John Calvin points out three errors in presuming that difficulties are the direct result of an individual’s specific sin. Believers would be wise in observing these principles.
First, Calvin observes that people are inconsistent when it comes to trials. When we observe other people in their pain and suffering, homelessness for example, we are quick to acknowledge the judgment of God. But when we evaluate our own problems, we wink at our own sins and cannot fathom how God could ever judge us. Calvin states, “In considering punishments, every man ought to begin with himself and to spare himself as little as any other person. Wherefore, if we wish to be candid judges in this matter, let us learn to be quick in discerning our own evils rather than those of others.”
Secondly, Calvin also notes that we tend to exaggerate another person’s sin while dismissing our own as inconsequential. We turn other people’s small offenses into big crimes, and our own aggravated crimes into small offenses.
Thirdly, Calvin observes that many people equate trials with corresponding sin: such as the disciples did toward the blind man. However, while our distresses arise from the existence of sin, God sometimes afflicts His people for various other reasons. In the blind man’s case, it was to bring God glory when Jesus miraculously healed him and gave him sight.
Jesus’ healing of the man born blind was in keeping with the will of God the Father. It was the Father’s will to heal the blind man through Jesus. The purpose in doing so was to bring God glory.
As one theologian explains, “The disciples had a poor theology of sin and suffering, but unsurprisingly, Jesus does not. Blindness in this case is not a consequence of an individual’s sin but an occasion for the works of God to be manifested (v. 3). The man’s blindness will create an opportunity for healing that will reveal the goodness of God and the identity of Jesus.

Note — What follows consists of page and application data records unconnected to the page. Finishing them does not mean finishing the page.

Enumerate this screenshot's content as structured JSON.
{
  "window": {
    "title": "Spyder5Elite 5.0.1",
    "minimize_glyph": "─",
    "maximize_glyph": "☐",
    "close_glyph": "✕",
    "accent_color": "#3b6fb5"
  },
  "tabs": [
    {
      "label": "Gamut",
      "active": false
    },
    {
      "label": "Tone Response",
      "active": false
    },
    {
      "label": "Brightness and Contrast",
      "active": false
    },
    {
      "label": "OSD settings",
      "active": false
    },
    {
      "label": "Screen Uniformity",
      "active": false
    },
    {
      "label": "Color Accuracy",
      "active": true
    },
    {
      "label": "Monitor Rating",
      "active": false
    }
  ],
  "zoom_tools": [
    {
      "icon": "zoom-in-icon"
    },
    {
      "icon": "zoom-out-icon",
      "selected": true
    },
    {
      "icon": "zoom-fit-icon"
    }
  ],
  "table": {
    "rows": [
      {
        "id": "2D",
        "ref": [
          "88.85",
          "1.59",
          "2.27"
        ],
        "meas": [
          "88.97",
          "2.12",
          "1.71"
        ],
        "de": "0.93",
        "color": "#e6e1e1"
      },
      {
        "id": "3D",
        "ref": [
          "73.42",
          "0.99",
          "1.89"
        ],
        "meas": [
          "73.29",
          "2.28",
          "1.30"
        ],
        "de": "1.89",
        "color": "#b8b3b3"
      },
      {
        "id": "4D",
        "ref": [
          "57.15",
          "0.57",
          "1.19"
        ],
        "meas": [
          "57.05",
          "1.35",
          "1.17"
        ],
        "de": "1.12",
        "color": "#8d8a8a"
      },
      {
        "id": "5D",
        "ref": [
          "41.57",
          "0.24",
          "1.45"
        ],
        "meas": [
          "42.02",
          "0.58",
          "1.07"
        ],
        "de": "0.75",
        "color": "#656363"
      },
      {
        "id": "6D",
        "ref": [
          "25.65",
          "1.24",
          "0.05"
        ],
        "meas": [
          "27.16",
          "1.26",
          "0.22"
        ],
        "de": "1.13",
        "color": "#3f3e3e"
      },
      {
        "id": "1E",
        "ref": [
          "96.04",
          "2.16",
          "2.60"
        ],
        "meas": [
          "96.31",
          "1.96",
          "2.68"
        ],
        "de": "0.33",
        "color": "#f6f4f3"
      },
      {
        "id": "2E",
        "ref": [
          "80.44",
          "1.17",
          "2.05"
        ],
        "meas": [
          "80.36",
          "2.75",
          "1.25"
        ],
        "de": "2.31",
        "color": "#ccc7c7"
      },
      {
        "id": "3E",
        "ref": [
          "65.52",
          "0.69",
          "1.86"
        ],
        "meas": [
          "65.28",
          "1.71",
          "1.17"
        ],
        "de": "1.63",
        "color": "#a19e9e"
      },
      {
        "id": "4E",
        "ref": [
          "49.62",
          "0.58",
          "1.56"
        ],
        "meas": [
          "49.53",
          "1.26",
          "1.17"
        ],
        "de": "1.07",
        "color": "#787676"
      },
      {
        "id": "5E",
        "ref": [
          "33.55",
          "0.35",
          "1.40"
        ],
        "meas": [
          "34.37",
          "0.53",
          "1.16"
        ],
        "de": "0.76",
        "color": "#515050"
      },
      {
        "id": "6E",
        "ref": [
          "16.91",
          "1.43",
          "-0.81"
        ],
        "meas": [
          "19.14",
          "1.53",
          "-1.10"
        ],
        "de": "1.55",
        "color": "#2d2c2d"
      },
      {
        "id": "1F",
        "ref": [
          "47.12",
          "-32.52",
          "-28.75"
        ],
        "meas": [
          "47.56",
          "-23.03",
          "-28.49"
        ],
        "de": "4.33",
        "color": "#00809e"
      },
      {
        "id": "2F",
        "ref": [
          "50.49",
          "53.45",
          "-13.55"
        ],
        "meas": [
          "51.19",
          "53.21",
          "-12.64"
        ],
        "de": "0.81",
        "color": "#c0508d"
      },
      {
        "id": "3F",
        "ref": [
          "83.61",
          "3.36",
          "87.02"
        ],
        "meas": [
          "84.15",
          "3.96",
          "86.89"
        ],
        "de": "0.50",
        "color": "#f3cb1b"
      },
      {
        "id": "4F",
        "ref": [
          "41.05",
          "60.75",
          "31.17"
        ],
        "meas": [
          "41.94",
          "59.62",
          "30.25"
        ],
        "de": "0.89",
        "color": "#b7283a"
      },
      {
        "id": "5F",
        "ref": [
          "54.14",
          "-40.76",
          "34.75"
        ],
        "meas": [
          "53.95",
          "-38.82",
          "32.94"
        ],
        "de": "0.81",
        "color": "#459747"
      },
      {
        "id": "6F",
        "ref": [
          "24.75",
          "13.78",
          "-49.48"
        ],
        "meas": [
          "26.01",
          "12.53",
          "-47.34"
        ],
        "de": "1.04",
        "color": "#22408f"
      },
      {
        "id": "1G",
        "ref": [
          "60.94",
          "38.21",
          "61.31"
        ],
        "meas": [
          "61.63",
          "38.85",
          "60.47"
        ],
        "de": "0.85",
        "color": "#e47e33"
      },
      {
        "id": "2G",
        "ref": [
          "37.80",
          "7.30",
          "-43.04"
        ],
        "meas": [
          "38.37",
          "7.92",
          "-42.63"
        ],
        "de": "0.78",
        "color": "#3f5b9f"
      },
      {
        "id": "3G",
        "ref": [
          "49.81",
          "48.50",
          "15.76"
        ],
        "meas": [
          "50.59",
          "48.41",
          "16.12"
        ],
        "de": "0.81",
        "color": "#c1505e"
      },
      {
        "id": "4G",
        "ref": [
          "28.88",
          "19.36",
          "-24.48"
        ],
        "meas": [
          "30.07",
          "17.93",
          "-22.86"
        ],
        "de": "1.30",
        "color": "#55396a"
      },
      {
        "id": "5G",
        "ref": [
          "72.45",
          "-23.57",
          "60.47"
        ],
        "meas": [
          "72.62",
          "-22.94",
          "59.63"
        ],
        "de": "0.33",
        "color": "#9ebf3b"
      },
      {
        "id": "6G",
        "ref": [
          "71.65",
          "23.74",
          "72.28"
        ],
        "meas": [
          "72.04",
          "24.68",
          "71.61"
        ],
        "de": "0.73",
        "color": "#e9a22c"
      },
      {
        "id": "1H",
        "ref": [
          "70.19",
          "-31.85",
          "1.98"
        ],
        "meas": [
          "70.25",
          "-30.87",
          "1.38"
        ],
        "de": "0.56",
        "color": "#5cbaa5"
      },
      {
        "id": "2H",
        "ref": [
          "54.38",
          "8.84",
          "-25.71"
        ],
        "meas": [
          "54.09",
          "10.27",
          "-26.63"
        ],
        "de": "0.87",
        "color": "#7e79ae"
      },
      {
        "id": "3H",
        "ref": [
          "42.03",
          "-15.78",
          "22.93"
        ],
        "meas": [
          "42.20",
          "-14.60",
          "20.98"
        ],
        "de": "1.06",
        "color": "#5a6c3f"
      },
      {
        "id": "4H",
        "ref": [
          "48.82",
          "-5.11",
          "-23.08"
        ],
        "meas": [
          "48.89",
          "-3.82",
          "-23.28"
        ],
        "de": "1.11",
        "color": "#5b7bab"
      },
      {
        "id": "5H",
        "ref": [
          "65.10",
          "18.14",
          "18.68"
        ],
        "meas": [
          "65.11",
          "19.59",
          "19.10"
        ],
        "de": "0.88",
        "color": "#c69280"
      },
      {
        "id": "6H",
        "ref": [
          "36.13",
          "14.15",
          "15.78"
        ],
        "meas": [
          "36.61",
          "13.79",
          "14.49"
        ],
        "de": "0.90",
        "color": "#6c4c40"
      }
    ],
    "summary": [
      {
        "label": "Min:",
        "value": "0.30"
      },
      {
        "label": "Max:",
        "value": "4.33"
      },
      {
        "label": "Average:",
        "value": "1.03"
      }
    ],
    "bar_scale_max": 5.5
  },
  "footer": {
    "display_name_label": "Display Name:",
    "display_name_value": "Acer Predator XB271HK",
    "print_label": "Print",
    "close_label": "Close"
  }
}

When Jesus said to His disciples, “night is coming, when no one can work. As long as I am in the world, I am the light of the world” He was not saying that He would cease to be the light of the world when He left the world at His ascension. Rather, He meant that the light of His holy nature shone most brightly among men when he was on the earth doing the Father’s will (cf. 8:12). The phrase, “night is coming” may specifically refer to the period immediately prior to and during the crucifixion (John 1:4-5; I John 1:5-7).
There is a two-fold significance in Jesus’ statement that He is the light of the world. As Dr. John MacArthur explains, “Not only was Jesus spiritually the light of the world, but he would also provide the means of physical light for this blind man.”
One pastor explains that, “Nothing is more important than to do the works of the Lord. Jesus is particularly conscious of this, knowing that the time is short for doing these works, for He will not always be in the world (vv. 4–5). Here our Savior is not speaking absolutely, for after departing the world He will be present by His Spirit to empower His people to do the works of God (Acts 1:8). Rather, He is speaking of the coming ordeal of His crucifixion and the immediate aftermath before Pentecost when the disciples will not be ministering openly.”
While we cannot perform the miracles Jesus performed, we can reach out to hurting people in order to assist them in their time of need. We must be careful and discerning as we do so but ever ready to all we can to minister as Jesus would.
Soli deo Gloria!